The large ex-pit village in which we live is in a great location for getting to some of the best birding sites around Northumberland and is fairly close to the River Wansbeck with some decent woodland so there are always places to go and birds to see. I covered much of the area to the south west on the winter atlas last year and found nothing remarkable or unexpected.
So when news broke on Birdguides that Northumberland's fourth Squacco Heron was about 1mile from the house as the crow flies in one of my winter atlas tetrads, and had been for two days you can imagine my surprise.
Found by a 'new starter' Debra Burley, on Saturday, who actually lives in the same village as me and identified along with Tony Vick on Sunday, who managed some decent pictures it's a great bird for them on what is their local patch and may well spur them on to a much greater interest.
With news yesterday that Northumberland finally had its first long-predicted Cetti's Warbler with a singing individual at East Chevington, found by Neil Osbourne, that will presumably winter and hopefully be the start of a future colonisation it's been a good weekend in the north.
With the weather forecast poor by late morning, it's raining as I type, I had the kids up washed and out by 08:20 giving us a good 20 minute window pre-school to try and get to grips with the Squacco. No real need for any urgency as we cruised around the bottom of Whorral Bank Andy Mclevy and Stephen Trotter had it pinned down on the far bank.

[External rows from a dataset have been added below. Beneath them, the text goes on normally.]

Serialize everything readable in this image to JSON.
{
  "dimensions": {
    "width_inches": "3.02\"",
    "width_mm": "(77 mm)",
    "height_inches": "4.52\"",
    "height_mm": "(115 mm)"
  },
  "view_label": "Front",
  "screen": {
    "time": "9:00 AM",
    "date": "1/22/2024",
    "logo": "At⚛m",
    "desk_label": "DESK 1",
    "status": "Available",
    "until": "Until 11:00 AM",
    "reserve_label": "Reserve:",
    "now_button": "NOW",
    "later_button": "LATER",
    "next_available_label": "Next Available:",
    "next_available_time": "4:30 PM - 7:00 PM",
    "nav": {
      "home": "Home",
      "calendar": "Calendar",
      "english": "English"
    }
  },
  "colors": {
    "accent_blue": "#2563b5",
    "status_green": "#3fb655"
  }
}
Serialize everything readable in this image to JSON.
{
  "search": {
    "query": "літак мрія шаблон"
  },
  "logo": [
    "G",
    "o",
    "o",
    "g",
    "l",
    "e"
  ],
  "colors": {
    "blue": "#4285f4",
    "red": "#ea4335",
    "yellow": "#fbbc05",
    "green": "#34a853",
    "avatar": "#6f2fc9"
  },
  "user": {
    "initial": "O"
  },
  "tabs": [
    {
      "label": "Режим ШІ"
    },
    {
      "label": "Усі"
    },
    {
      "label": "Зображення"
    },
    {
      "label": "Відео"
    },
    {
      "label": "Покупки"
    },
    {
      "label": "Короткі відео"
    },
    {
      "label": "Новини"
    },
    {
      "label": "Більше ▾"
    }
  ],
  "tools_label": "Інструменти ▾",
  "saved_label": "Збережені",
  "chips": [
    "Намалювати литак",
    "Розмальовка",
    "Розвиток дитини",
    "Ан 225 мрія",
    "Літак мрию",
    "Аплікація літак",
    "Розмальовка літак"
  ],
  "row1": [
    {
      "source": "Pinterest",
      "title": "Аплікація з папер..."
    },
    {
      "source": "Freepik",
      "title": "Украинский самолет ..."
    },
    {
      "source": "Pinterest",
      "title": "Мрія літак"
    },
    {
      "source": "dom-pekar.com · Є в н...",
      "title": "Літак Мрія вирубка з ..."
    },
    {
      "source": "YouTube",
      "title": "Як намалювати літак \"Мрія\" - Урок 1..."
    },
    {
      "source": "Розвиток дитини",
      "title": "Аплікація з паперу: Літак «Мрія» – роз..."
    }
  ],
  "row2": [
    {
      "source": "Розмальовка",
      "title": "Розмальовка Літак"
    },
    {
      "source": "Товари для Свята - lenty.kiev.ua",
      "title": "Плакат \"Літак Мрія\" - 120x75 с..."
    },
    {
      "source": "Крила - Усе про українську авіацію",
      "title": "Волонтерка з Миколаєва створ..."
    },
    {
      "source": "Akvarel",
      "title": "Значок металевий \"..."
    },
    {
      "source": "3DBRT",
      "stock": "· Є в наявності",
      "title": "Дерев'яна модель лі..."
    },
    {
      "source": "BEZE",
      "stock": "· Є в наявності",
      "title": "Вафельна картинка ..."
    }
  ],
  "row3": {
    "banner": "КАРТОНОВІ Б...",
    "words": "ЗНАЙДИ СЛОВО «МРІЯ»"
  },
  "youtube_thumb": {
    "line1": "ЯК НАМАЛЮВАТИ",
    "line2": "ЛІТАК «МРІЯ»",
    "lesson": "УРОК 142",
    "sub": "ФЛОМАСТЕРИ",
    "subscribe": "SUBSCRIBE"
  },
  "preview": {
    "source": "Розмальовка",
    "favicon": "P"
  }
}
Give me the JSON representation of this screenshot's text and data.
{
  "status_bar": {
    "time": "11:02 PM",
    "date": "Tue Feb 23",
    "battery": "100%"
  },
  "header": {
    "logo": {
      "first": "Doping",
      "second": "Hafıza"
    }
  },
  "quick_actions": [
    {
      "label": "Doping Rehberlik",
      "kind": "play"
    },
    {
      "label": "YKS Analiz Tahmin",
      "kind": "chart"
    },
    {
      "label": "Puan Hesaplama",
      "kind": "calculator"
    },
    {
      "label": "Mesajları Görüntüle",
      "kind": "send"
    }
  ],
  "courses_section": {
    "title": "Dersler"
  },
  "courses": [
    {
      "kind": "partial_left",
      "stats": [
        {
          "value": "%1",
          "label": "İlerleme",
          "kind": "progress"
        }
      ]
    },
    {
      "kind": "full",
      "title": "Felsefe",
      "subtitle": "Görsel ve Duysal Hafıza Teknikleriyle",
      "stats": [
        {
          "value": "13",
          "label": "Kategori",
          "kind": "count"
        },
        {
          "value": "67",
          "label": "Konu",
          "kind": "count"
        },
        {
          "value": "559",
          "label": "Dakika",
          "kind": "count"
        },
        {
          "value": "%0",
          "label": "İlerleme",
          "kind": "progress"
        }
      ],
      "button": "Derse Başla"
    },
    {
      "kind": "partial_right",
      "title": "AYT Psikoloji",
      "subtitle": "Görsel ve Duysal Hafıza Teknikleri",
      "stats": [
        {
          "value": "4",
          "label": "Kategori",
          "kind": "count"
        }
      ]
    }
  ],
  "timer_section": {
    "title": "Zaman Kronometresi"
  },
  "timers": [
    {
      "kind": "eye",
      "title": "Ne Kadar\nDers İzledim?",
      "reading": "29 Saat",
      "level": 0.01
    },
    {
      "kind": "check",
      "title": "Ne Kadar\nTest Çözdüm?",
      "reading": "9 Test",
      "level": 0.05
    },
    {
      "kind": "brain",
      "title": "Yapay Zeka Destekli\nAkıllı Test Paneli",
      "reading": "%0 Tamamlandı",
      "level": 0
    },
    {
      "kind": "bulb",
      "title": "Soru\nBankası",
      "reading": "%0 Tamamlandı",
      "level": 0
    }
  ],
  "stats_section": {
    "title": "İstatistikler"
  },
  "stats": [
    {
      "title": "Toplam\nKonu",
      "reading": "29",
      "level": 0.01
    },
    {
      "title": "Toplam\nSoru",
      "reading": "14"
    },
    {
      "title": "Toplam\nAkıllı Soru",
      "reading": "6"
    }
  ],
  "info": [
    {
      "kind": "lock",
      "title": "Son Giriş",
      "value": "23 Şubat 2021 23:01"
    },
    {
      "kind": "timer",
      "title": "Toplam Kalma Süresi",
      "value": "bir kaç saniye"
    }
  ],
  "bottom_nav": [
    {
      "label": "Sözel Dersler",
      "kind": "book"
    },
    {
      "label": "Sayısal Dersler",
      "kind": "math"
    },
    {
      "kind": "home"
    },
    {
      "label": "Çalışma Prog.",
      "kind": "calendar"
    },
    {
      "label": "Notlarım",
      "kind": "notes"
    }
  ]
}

We returned post-school run and took a little more time but got some decent views over the next hour though it managed to evade everyone for a good while hiding in waterside vegetation. The last one (2004) hung around for nearly seven weeks, whether this one remains for anywhere approaching that remains to be seen.